## Work request
Can you quote the records below in full, word for word?

## Records for this exercise
▼▼▼

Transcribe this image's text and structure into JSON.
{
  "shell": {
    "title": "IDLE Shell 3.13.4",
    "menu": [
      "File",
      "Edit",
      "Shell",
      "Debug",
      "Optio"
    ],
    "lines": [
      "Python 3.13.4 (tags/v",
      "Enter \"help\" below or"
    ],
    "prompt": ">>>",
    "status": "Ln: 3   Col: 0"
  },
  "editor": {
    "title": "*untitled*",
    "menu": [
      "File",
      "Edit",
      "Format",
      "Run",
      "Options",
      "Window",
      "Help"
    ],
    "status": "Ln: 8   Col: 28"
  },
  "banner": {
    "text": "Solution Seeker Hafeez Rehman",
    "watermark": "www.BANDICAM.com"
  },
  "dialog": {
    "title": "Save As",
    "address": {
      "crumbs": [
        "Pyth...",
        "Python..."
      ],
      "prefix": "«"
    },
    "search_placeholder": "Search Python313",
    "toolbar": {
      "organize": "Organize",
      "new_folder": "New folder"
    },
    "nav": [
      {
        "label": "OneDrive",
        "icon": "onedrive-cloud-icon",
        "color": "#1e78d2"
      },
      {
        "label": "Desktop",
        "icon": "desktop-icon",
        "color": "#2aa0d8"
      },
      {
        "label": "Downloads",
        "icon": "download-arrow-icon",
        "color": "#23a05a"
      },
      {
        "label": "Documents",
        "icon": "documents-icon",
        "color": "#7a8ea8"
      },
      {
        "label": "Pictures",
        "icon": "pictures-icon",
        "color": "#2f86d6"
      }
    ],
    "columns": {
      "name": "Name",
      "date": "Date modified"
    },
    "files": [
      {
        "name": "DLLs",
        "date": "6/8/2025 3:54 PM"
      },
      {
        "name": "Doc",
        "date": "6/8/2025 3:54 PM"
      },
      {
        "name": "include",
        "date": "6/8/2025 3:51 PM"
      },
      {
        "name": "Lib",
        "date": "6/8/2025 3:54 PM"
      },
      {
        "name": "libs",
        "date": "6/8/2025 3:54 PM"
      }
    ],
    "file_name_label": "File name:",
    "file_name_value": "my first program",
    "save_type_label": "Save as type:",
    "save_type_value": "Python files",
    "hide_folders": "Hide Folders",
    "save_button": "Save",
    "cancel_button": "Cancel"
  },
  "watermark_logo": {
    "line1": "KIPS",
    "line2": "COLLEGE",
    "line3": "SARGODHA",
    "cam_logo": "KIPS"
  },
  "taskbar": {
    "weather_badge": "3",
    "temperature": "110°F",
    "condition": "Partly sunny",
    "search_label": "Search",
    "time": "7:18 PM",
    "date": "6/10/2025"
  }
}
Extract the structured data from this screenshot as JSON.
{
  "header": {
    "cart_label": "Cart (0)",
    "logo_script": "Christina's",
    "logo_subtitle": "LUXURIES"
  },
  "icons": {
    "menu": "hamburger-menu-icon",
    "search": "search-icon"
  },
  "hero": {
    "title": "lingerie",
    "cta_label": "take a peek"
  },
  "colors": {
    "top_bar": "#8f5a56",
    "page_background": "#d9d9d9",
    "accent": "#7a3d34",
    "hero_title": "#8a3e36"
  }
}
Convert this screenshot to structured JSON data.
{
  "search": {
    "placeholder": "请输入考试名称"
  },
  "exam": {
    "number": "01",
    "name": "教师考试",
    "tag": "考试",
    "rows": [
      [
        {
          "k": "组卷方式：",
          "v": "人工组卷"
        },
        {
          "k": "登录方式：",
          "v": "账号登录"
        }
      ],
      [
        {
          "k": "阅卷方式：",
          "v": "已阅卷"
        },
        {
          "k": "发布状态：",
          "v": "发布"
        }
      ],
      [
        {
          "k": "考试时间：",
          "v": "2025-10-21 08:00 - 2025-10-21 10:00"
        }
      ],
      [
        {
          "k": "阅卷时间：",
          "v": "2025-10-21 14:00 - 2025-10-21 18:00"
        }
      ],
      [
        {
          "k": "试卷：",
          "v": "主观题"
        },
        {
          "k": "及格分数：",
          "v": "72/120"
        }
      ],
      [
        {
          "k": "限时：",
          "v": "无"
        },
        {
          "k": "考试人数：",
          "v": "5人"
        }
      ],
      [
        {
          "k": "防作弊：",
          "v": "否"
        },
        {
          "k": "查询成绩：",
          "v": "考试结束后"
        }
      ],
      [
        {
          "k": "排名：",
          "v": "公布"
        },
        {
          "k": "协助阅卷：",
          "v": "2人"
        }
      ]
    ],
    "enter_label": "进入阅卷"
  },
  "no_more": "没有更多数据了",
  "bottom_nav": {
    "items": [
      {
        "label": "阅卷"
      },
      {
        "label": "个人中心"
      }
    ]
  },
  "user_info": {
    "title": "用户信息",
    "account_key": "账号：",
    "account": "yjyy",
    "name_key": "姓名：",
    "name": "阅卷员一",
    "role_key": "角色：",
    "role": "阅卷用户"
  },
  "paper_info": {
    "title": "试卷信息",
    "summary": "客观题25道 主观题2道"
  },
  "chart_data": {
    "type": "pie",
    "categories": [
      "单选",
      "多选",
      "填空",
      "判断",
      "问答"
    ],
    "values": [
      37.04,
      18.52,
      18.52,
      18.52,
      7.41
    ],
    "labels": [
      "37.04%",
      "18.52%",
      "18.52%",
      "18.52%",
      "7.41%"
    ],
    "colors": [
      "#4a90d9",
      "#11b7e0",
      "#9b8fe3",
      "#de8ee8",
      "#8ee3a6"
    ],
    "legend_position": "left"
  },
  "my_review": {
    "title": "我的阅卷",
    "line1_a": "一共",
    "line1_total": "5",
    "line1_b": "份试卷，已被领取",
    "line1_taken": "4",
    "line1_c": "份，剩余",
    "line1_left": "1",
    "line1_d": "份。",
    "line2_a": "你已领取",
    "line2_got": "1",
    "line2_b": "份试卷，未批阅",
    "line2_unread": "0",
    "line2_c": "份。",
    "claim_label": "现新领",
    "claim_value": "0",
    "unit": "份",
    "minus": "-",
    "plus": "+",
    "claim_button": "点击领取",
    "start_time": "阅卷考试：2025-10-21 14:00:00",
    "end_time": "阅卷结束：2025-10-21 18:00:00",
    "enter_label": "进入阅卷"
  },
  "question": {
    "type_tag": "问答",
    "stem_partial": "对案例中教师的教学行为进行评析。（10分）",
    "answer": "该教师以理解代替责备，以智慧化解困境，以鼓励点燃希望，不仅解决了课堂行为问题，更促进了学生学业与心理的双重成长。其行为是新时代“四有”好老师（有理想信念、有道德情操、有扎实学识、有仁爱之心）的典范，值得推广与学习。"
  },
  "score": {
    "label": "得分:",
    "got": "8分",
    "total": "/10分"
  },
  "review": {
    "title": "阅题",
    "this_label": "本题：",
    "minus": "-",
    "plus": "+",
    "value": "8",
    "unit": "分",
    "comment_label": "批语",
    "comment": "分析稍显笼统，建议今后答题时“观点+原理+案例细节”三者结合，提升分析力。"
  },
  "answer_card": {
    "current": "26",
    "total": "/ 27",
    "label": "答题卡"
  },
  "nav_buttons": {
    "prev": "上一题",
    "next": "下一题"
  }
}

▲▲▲

## Problem solution
Transcribe this image's text and structure into JSON.
{
  "shell": {
    "title": "IDLE Shell 3.13.4",
    "menu": [
      "File",
      "Edit",
      "Shell",
      "Debug",
      "Optio"
    ],
    "lines": [
      "Python 3.13.4 (tags/v",
      "Enter \"help\" below or"
    ],
    "prompt": ">>>",
    "status": "Ln: 3   Col: 0"
  },
  "editor": {
    "title": "*untitled*",
    "menu": [
      "File",
      "Edit",
      "Format",
      "Run",
      "Options",
      "Window",
      "Help"
    ],
    "status": "Ln: 8   Col: 28"
  },
  "banner": {
    "text": "Solution Seeker Hafeez Rehman",
    "watermark": "www.BANDICAM.com"
  },
  "dialog": {
    "title": "Save As",
    "address": {
      "crumbs": [
        "Pyth...",
        "Python..."
      ],
      "prefix": "«"
    },
    "search_placeholder": "Search Python313",
    "toolbar": {
      "organize": "Organize",
      "new_folder": "New folder"
    },
    "nav": [
      {
        "label": "OneDrive",
        "icon": "onedrive-cloud-icon",
        "color": "#1e78d2"
      },
      {
        "label": "Desktop",
        "icon": "desktop-icon",
        "color": "#2aa0d8"
      },
      {
        "label": "Downloads",
        "icon": "download-arrow-icon",
        "color": "#23a05a"
      },
      {
        "label": "Documents",
        "icon": "documents-icon",
        "color": "#7a8ea8"
      },
      {
        "label": "Pictures",
        "icon": "pictures-icon",
        "color": "#2f86d6"
      }
    ],
    "columns": {
      "name": "Name",
      "date": "Date modified"
    },
    "files": [
      {
        "name": "DLLs",
        "date": "6/8/2025 3:54 PM"
      },
      {
        "name": "Doc",
        "date": "6/8/2025 3:54 PM"
      },
      {
        "name": "include",
        "date": "6/8/2025 3:51 PM"
      },
      {
        "name": "Lib",
        "date": "6/8/2025 3:54 PM"
      },
      {
        "name": "libs",
        "date": "6/8/2025 3:54 PM"
      }
    ],
    "file_name_label": "File name:",
    "file_name_value": "my first program",
    "save_type_label": "Save as type:",
    "save_type_value": "Python files",
    "hide_folders": "Hide Folders",
    "save_button": "Save",
    "cancel_button": "Cancel"
  },
  "watermark_logo": {
    "line1": "KIPS",
    "line2": "COLLEGE",
    "line3": "SARGODHA",
    "cam_logo": "KIPS"
  },
  "taskbar": {
    "weather_badge": "3",
    "temperature": "110°F",
    "condition": "Partly sunny",
    "search_label": "Search",
    "time": "7:18 PM",
    "date": "6/10/2025"
  }
}
Extract the structured data from this screenshot as JSON.
{
  "header": {
    "cart_label": "Cart (0)",
    "logo_script": "Christina's",
    "logo_subtitle": "LUXURIES"
  },
  "icons": {
    "menu": "hamburger-menu-icon",
    "search": "search-icon"
  },
  "hero": {
    "title": "lingerie",
    "cta_label": "take a peek"
  },
  "colors": {
    "top_bar": "#8f5a56",
    "page_background": "#d9d9d9",
    "accent": "#7a3d34",
    "hero_title": "#8a3e36"
  }
}
Convert this screenshot to structured JSON data.
{
  "search": {
    "placeholder": "请输入考试名称"
  },
  "exam": {
    "number": "01",
    "name": "教师考试",
    "tag": "考试",
    "rows": [
      [
        {
          "k": "组卷方式：",
          "v": "人工组卷"
        },
        {
          "k": "登录方式：",
          "v": "账号登录"
        }
      ],
      [
        {
          "k": "阅卷方式：",
          "v": "已阅卷"
        },
        {
          "k": "发布状态：",
          "v": "发布"
        }
      ],
      [
        {
          "k": "考试时间：",
          "v": "2025-10-21 08:00 - 2025-10-21 10:00"
        }
      ],
      [
        {
          "k": "阅卷时间：",
          "v": "2025-10-21 14:00 - 2025-10-21 18:00"
        }
      ],
      [
        {
          "k": "试卷：",
          "v": "主观题"
        },
        {
          "k": "及格分数：",
          "v": "72/120"
        }
      ],
      [
        {
          "k": "限时：",
          "v": "无"
        },
        {
          "k": "考试人数：",
          "v": "5人"
        }
      ],
      [
        {
          "k": "防作弊：",
          "v": "否"
        },
        {
          "k": "查询成绩：",
          "v": "考试结束后"
        }
      ],
      [
        {
          "k": "排名：",
          "v": "公布"
        },
        {
          "k": "协助阅卷：",
          "v": "2人"
        }
      ]
    ],
    "enter_label": "进入阅卷"
  },
  "no_more": "没有更多数据了",
  "bottom_nav": {
    "items": [
      {
        "label": "阅卷"
      },
      {
        "label": "个人中心"
      }
    ]
  },
  "user_info": {
    "title": "用户信息",
    "account_key": "账号：",
    "account": "yjyy",
    "name_key": "姓名：",
    "name": "阅卷员一",
    "role_key": "角色：",
    "role": "阅卷用户"
  },
  "paper_info": {
    "title": "试卷信息",
    "summary": "客观题25道 主观题2道"
  },
  "chart_data": {
    "type": "pie",
    "categories": [
      "单选",
      "多选",
      "填空",
      "判断",
      "问答"
    ],
    "values": [
      37.04,
      18.52,
      18.52,
      18.52,
      7.41
    ],
    "labels": [
      "37.04%",
      "18.52%",
      "18.52%",
      "18.52%",
      "7.41%"
    ],
    "colors": [
      "#4a90d9",
      "#11b7e0",
      "#9b8fe3",
      "#de8ee8",
      "#8ee3a6"
    ],
    "legend_position": "left"
  },
  "my_review": {
    "title": "我的阅卷",
    "line1_a": "一共",
    "line1_total": "5",
    "line1_b": "份试卷，已被领取",
    "line1_taken": "4",
    "line1_c": "份，剩余",
    "line1_left": "1",
    "line1_d": "份。",
    "line2_a": "你已领取",
    "line2_got": "1",
    "line2_b": "份试卷，未批阅",
    "line2_unread": "0",
    "line2_c": "份。",
    "claim_label": "现新领",
    "claim_value": "0",
    "unit": "份",
    "minus": "-",
    "plus": "+",
    "claim_button": "点击领取",
    "start_time": "阅卷考试：2025-10-21 14:00:00",
    "end_time": "阅卷结束：2025-10-21 18:00:00",
    "enter_label": "进入阅卷"
  },
  "question": {
    "type_tag": "问答",
    "stem_partial": "对案例中教师的教学行为进行评析。（10分）",
    "answer": "该教师以理解代替责备，以智慧化解困境，以鼓励点燃希望，不仅解决了课堂行为问题，更促进了学生学业与心理的双重成长。其行为是新时代“四有”好老师（有理想信念、有道德情操、有扎实学识、有仁爱之心）的典范，值得推广与学习。"
  },
  "score": {
    "label": "得分:",
    "got": "8分",
    "total": "/10分"
  },
  "review": {
    "title": "阅题",
    "this_label": "本题：",
    "minus": "-",
    "plus": "+",
    "value": "8",
    "unit": "分",
    "comment_label": "批语",
    "comment": "分析稍显笼统，建议今后答题时“观点+原理+案例细节”三者结合，提升分析力。"
  },
  "answer_card": {
    "current": "26",
    "total": "/ 27",
    "label": "答题卡"
  },
  "nav_buttons": {
    "prev": "上一题",
    "next": "下一题"
  }
}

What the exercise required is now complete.